(Recorded data)
::::::
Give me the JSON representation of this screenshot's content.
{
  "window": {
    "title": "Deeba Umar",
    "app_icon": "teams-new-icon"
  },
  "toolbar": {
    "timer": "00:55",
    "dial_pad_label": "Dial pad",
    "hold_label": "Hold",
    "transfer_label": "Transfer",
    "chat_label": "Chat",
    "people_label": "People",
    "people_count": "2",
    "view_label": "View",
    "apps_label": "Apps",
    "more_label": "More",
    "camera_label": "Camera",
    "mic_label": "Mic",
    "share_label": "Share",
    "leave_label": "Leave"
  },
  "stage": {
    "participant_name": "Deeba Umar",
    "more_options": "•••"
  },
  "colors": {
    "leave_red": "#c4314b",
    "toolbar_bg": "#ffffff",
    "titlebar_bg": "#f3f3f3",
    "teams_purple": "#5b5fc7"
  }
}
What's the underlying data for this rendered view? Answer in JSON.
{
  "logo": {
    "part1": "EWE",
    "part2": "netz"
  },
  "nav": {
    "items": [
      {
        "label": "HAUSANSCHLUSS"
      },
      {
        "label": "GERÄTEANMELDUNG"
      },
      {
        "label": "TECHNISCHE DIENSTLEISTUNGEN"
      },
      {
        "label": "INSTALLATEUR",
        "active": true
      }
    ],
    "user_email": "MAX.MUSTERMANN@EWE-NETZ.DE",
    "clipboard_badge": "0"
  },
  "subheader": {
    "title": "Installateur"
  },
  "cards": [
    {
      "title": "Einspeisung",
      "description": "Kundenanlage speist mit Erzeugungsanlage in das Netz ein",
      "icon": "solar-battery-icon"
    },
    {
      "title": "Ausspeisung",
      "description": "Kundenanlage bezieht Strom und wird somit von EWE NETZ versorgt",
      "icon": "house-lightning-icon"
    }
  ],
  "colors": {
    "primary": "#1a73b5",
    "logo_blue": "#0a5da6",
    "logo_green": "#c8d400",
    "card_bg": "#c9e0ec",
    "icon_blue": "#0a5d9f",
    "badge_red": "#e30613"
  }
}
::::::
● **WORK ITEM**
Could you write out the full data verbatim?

● **TASK OUTPUT**
Give me the JSON representation of this screenshot's content.
{
  "window": {
    "title": "Deeba Umar",
    "app_icon": "teams-new-icon"
  },
  "toolbar": {
    "timer": "00:55",
    "dial_pad_label": "Dial pad",
    "hold_label": "Hold",
    "transfer_label": "Transfer",
    "chat_label": "Chat",
    "people_label": "People",
    "people_count": "2",
    "view_label": "View",
    "apps_label": "Apps",
    "more_label": "More",
    "camera_label": "Camera",
    "mic_label": "Mic",
    "share_label": "Share",
    "leave_label": "Leave"
  },
  "stage": {
    "participant_name": "Deeba Umar",
    "more_options": "•••"
  },
  "colors": {
    "leave_red": "#c4314b",
    "toolbar_bg": "#ffffff",
    "titlebar_bg": "#f3f3f3",
    "teams_purple": "#5b5fc7"
  }
}
What's the underlying data for this rendered view? Answer in JSON.
{
  "logo": {
    "part1": "EWE",
    "part2": "netz"
  },
  "nav": {
    "items": [
      {
        "label": "HAUSANSCHLUSS"
      },
      {
        "label": "GERÄTEANMELDUNG"
      },
      {
        "label": "TECHNISCHE DIENSTLEISTUNGEN"
      },
      {
        "label": "INSTALLATEUR",
        "active": true
      }
    ],
    "user_email": "MAX.MUSTERMANN@EWE-NETZ.DE",
    "clipboard_badge": "0"
  },
  "subheader": {
    "title": "Installateur"
  },
  "cards": [
    {
      "title": "Einspeisung",
      "description": "Kundenanlage speist mit Erzeugungsanlage in das Netz ein",
      "icon": "solar-battery-icon"
    },
    {
      "title": "Ausspeisung",
      "description": "Kundenanlage bezieht Strom und wird somit von EWE NETZ versorgt",
      "icon": "house-lightning-icon"
    }
  ],
  "colors": {
    "primary": "#1a73b5",
    "logo_blue": "#0a5da6",
    "logo_green": "#c8d400",
    "card_bg": "#c9e0ec",
    "icon_blue": "#0a5d9f",
    "badge_red": "#e30613"
  }
}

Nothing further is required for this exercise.